On March 1, the National Oceanic and Atmospheric Administration (NOAA) and National Aeronautics and Space Administration (NASA) successfully launched GOES-S, the second in a new series of four highly advanced geostationary weather satellites. GOES-S was renamed GOES-17 on March 12 upon reaching its geostationary orbit 22,300 miles above the Earth. After all of the instruments and systems are checked out, GOES-17 will drift to its operational position at NOAA’s western geostationary location in late 2018.

Working in tandem with the GOES-16 satellite currently operating at the eastern geostationary position since December 2017, the GOES-17 satellite will provide faster, more accurate, and more detailed data for detecting and tracking tropical cyclones, volcanic eruptions, fire hot spots, cloud and atmospheric moisture changes, lightning, flow dynamics of currents, and atmospheric smoke and dust that affect the western U.S., Hawaii, and Alaska. GOES-17 will help locate and track wildfires, providing invaluable information that emergency response teams need to fight fires and evacuate people. The six high-tech instruments on GOES-17 will also provide continuous monitoring at a fixed angle of the western hemisphere, from the west coast of Africa to New Zealand, and from near the Arctic Circle to near the Antarctic Circle.
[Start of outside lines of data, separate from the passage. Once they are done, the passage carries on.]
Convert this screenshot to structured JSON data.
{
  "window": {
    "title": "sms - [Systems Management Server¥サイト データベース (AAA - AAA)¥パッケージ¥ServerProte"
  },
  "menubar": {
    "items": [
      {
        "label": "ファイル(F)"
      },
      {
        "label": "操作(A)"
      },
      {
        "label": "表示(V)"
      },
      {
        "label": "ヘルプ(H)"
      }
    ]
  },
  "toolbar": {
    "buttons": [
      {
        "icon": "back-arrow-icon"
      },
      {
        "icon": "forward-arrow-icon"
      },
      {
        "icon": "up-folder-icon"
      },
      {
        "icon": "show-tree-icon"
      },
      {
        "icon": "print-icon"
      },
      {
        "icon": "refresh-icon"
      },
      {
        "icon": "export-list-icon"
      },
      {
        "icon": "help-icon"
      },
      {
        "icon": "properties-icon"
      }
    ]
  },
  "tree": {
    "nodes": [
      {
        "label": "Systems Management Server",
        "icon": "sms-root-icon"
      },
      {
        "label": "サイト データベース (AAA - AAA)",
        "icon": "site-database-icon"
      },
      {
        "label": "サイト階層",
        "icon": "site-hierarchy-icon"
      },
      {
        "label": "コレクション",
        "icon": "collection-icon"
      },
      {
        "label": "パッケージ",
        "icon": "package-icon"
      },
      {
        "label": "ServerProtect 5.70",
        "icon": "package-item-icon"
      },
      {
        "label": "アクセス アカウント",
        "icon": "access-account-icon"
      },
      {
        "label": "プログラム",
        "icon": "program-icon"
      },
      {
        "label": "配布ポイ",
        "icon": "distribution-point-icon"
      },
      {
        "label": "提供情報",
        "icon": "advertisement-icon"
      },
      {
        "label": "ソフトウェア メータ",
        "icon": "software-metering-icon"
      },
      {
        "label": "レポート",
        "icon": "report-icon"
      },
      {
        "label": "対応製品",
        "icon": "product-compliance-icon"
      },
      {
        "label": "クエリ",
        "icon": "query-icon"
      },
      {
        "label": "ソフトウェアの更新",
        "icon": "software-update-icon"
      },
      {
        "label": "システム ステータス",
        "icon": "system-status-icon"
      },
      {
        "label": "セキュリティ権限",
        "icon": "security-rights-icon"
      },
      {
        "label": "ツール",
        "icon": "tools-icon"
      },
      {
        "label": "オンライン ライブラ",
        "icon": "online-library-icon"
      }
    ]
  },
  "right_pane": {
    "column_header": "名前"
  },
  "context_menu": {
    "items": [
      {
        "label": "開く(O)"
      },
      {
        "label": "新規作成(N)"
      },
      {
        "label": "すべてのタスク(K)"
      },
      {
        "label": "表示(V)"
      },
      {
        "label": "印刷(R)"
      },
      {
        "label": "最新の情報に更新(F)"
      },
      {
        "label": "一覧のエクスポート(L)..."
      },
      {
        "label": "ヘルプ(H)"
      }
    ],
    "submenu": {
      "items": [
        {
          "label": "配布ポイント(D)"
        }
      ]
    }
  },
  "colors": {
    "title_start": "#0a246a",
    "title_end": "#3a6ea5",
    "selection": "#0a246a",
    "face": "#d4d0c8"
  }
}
The satellite will deliver much improved satellite data over the northeastern Pacific Ocean, where many weather systems that affect the continental United States develop.

Sources: National Aeronautics and Space Administration, National Oceanic and Atmospheric Administration